EXERCISE GOAL:
The entries are to be repeated in full, without any change.

----- INPUT -----

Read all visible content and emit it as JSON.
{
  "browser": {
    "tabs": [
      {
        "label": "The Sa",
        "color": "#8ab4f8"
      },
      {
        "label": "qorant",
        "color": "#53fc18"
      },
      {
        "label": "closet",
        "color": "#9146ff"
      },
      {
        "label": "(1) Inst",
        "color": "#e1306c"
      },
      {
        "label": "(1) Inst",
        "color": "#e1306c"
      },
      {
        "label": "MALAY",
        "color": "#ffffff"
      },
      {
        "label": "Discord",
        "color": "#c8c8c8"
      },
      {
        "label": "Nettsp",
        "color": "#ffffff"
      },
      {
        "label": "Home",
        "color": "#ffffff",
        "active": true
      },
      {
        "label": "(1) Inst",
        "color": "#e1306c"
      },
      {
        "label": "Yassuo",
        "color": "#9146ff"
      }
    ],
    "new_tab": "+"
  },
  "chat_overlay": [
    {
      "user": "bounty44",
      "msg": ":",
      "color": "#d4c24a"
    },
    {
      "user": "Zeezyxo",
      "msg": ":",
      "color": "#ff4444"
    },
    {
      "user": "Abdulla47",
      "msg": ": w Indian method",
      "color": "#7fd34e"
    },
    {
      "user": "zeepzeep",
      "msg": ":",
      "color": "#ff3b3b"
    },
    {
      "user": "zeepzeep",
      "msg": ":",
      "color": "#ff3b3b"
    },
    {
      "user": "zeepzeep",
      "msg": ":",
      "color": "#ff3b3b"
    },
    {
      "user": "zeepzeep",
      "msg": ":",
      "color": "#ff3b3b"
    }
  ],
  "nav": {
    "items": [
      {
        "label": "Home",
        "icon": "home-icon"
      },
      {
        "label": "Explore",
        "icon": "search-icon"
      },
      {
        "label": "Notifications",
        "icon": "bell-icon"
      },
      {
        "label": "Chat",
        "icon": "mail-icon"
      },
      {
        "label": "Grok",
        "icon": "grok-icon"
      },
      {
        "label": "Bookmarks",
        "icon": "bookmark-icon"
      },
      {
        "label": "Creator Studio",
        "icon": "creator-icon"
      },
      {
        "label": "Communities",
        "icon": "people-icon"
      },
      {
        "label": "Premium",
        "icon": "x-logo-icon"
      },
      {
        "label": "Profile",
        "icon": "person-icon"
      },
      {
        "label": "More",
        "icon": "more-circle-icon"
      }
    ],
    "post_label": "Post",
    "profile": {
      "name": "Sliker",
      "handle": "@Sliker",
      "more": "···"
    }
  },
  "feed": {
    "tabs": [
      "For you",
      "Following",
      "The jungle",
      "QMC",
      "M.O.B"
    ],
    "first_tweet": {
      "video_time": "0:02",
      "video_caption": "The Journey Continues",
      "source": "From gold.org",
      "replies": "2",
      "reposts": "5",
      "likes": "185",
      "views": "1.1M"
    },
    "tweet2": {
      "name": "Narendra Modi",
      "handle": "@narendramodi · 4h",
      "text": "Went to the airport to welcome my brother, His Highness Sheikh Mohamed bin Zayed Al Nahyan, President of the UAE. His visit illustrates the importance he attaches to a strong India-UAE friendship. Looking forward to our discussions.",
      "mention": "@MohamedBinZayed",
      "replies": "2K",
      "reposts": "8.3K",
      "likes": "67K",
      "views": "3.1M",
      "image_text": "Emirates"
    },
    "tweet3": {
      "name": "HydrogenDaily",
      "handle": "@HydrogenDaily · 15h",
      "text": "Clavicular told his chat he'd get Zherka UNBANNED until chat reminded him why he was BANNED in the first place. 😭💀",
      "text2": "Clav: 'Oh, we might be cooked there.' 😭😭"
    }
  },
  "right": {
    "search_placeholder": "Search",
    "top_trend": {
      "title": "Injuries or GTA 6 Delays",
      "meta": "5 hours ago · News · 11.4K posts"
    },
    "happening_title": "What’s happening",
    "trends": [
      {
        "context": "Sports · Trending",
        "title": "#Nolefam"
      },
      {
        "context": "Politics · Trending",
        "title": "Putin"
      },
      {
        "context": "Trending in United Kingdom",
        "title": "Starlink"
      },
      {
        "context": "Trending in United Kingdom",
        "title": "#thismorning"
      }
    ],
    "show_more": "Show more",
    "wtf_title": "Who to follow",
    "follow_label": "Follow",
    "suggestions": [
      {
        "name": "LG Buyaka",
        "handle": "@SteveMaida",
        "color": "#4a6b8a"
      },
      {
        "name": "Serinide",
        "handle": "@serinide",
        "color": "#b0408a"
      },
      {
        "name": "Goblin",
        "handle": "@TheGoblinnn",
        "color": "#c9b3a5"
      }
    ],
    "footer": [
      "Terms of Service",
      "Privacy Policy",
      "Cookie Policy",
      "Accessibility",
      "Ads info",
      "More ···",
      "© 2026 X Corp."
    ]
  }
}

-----

ANSWER TO THE PROBLEM:
Read all visible content and emit it as JSON.
{
  "browser": {
    "tabs": [
      {
        "label": "The Sa",
        "color": "#8ab4f8"
      },
      {
        "label": "qorant",
        "color": "#53fc18"
      },
      {
        "label": "closet",
        "color": "#9146ff"
      },
      {
        "label": "(1) Inst",
        "color": "#e1306c"
      },
      {
        "label": "(1) Inst",
        "color": "#e1306c"
      },
      {
        "label": "MALAY",
        "color": "#ffffff"
      },
      {
        "label": "Discord",
        "color": "#c8c8c8"
      },
      {
        "label": "Nettsp",
        "color": "#ffffff"
      },
      {
        "label": "Home",
        "color": "#ffffff",
        "active": true
      },
      {
        "label": "(1) Inst",
        "color": "#e1306c"
      },
      {
        "label": "Yassuo",
        "color": "#9146ff"
      }
    ],
    "new_tab": "+"
  },
  "chat_overlay": [
    {
      "user": "bounty44",
      "msg": ":",
      "color": "#d4c24a"
    },
    {
      "user": "Zeezyxo",
      "msg": ":",
      "color": "#ff4444"
    },
    {
      "user": "Abdulla47",
      "msg": ": w Indian method",
      "color": "#7fd34e"
    },
    {
      "user": "zeepzeep",
      "msg": ":",
      "color": "#ff3b3b"
    },
    {
      "user": "zeepzeep",
      "msg": ":",
      "color": "#ff3b3b"
    },
    {
      "user": "zeepzeep",
      "msg": ":",
      "color": "#ff3b3b"
    },
    {
      "user": "zeepzeep",
      "msg": ":",
      "color": "#ff3b3b"
    }
  ],
  "nav": {
    "items": [
      {
        "label": "Home",
        "icon": "home-icon"
      },
      {
        "label": "Explore",
        "icon": "search-icon"
      },
      {
        "label": "Notifications",
        "icon": "bell-icon"
      },
      {
        "label": "Chat",
        "icon": "mail-icon"
      },
      {
        "label": "Grok",
        "icon": "grok-icon"
      },
      {
        "label": "Bookmarks",
        "icon": "bookmark-icon"
      },
      {
        "label": "Creator Studio",
        "icon": "creator-icon"
      },
      {
        "label": "Communities",
        "icon": "people-icon"
      },
      {
        "label": "Premium",
        "icon": "x-logo-icon"
      },
      {
        "label": "Profile",
        "icon": "person-icon"
      },
      {
        "label": "More",
        "icon": "more-circle-icon"
      }
    ],
    "post_label": "Post",
    "profile": {
      "name": "Sliker",
      "handle": "@Sliker",
      "more": "···"
    }
  },
  "feed": {
    "tabs": [
      "For you",
      "Following",
      "The jungle",
      "QMC",
      "M.O.B"
    ],
    "first_tweet": {
      "video_time": "0:02",
      "video_caption": "The Journey Continues",
      "source": "From gold.org",
      "replies": "2",
      "reposts": "5",
      "likes": "185",
      "views": "1.1M"
    },
    "tweet2": {
      "name": "Narendra Modi",
      "handle": "@narendramodi · 4h",
      "text": "Went to the airport to welcome my brother, His Highness Sheikh Mohamed bin Zayed Al Nahyan, President of the UAE. His visit illustrates the importance he attaches to a strong India-UAE friendship. Looking forward to our discussions.",
      "mention": "@MohamedBinZayed",
      "replies": "2K",
      "reposts": "8.3K",
      "likes": "67K",
      "views": "3.1M",
      "image_text": "Emirates"
    },
    "tweet3": {
      "name": "HydrogenDaily",
      "handle": "@HydrogenDaily · 15h",
      "text": "Clavicular told his chat he'd get Zherka UNBANNED until chat reminded him why he was BANNED in the first place. 😭💀",
      "text2": "Clav: 'Oh, we might be cooked there.' 😭😭"
    }
  },
  "right": {
    "search_placeholder": "Search",
    "top_trend": {
      "title": "Injuries or GTA 6 Delays",
      "meta": "5 hours ago · News · 11.4K posts"
    },
    "happening_title": "What’s happening",
    "trends": [
      {
        "context": "Sports · Trending",
        "title": "#Nolefam"
      },
      {
        "context": "Politics · Trending",
        "title": "Putin"
      },
      {
        "context": "Trending in United Kingdom",
        "title": "Starlink"
      },
      {
        "context": "Trending in United Kingdom",
        "title": "#thismorning"
      }
    ],
    "show_more": "Show more",
    "wtf_title": "Who to follow",
    "follow_label": "Follow",
    "suggestions": [
      {
        "name": "LG Buyaka",
        "handle": "@SteveMaida",
        "color": "#4a6b8a"
      },
      {
        "name": "Serinide",
        "handle": "@serinide",
        "color": "#b0408a"
      },
      {
        "name": "Goblin",
        "handle": "@TheGoblinnn",
        "color": "#c9b3a5"
      }
    ],
    "footer": [
      "Terms of Service",
      "Privacy Policy",
      "Cookie Policy",
      "Accessibility",
      "Ads info",
      "More ···",
      "© 2026 X Corp."
    ]
  }
}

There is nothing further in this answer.